[Data records for software interfaces]
##############################

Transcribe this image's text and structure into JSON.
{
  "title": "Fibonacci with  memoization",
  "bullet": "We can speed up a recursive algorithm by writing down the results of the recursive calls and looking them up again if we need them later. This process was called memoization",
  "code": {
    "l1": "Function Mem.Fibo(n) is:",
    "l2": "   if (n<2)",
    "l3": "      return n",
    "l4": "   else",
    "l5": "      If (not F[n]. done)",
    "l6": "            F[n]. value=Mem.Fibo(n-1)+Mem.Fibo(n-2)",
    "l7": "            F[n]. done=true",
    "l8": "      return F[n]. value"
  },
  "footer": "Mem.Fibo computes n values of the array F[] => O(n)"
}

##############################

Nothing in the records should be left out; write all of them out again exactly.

Transcribe this image's text and structure into JSON.
{
  "title": "Fibonacci with  memoization",
  "bullet": "We can speed up a recursive algorithm by writing down the results of the recursive calls and looking them up again if we need them later. This process was called memoization",
  "code": {
    "l1": "Function Mem.Fibo(n) is:",
    "l2": "   if (n<2)",
    "l3": "      return n",
    "l4": "   else",
    "l5": "      If (not F[n]. done)",
    "l6": "            F[n]. value=Mem.Fibo(n-1)+Mem.Fibo(n-2)",
    "l7": "            F[n]. done=true",
    "l8": "      return F[n]. value"
  },
  "footer": "Mem.Fibo computes n values of the array F[] => O(n)"
}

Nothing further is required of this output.